Results from all three of our three studies demonstrated that people in the experimental (vs. control) condition were in a worse mood (e.g., more angry) when reminded of revenge. This finding was important because it replicated our previous work and was also consistent with the model presented by Carlsmith et al. (2008). 

However, we also asked participants to write about their reaction towards the bin Laden assassination. Interestingly, content analyses from the writing task painted a different picture; that participants expressed both positive and negative reactions to the death of bin Laden. This obviously contrasts from our mood-based findings from above, such that directly asking participants about their emotional reaction towards revenge demonstrated a bittersweet nature to such an act.   

We further confirmed this hypothesis in our last study, where participants completed a more traditional measure of emotion (as opposed to mood) towards the event. These findings also displayed the bittersweet nature of the act of revenge, such that responses to these types of items led to both greater positive and negative feelings towards the event. In short, we believe that directly asking people about their reactions towards revenge, as opposed to less direct measures like mood, can illuminate the negative and positive consequences of such an act.

In sum, our collection of studies offers a more nuanced understanding of how people feel after revenge. Instead of finding evidence that revenge was wholly bad or wholly good, we found support for both types of reactions. Understanding the dynamics of revenge are both practically and theoretically important, as both types of feelings can contribute towards an endless cycle of retribution, emerging across both interpersonal and intergroup settings.

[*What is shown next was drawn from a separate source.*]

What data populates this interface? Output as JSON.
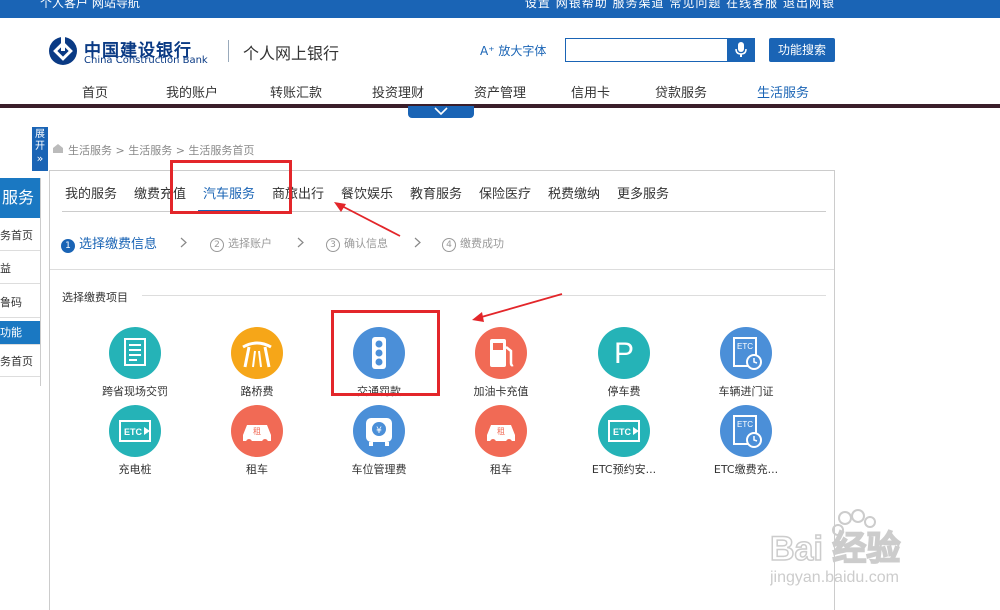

One prominent example in American history is the conflict between the Hatfield and the McCoy family. On one hand, feelings of negativity from a previous harmful act probably fueled both families’ desire to take revenge. On the other hand, however, actually taking the revenge might provide satisfaction and vindication for the previous infraction. In this sense, it is conceivable how revenge could contribute toward a vicious cycle of conflict across interpersonal and intergroup contexts. In the end, we hope that future research will provide additional perspective on the emotional and behavioral consequences of revenge.

Fade Eadeh and Stephanie Peak are doctoral candidates in the Attitude and Decision Making Laboratory at Washington University in St. Louis. Fade is broadly interested in the relationship between emotion and judgment, and its application to the domain of politics. Stephanie studies group membership dynamics, centered around political ideology, familial association, and racial identification. 

Alan Lambert is an associate professor of Psychological and Brain Sciences at Washington University in St. Louis.   Alan's general interests are in the field of social cognition, defined broadly.  His most focus has been on the role of affect and emotion in shaping social and political attitudes. 

Fade's Research Gate page:

Stephanie's Research Gate page:

The ADM lab webpage:


Carlsmith, K. M., Wilson, T. D., & Gilbert, D. T. (2008). The paradoxical consequences of revenge. Journal of Personality and Social Psychology, 95, 1316–1324.

De Quervain, D. J. F., Fischbacher, U., Treyer, V., Schellhammer, M., Schnyder, U., Buck, A., & Fehr, E. (2004). The neural basis of altruistic punishment. Science, 305, 1254–1258.

Greenwald, A. G. (2012). There is nothing so theoretical as a good method. Perspectives on Psychological Science7, 99-108.

Gollwitzer, M., Meder, M., & Schmitt, M. (2011). What gives victims satisfaction when they seek revenge? European Journal of Social Psychology, 41, 364–374

Lambert, A. J., Peak, S. A., Eadeh, F. R., & Schott, J. P. (2014a). How do you feel now? On the perceptual distortion of extremely recent changes in anger. Journal of Experimental Social Psychology, 52, 82–95.

Pennebaker, J. W., Boyd, R. L., Jordan, K., & Blackburn, K. (2015). The development and psychometric properties of LIWC2015. Austin, TX: University of Texas at Austin.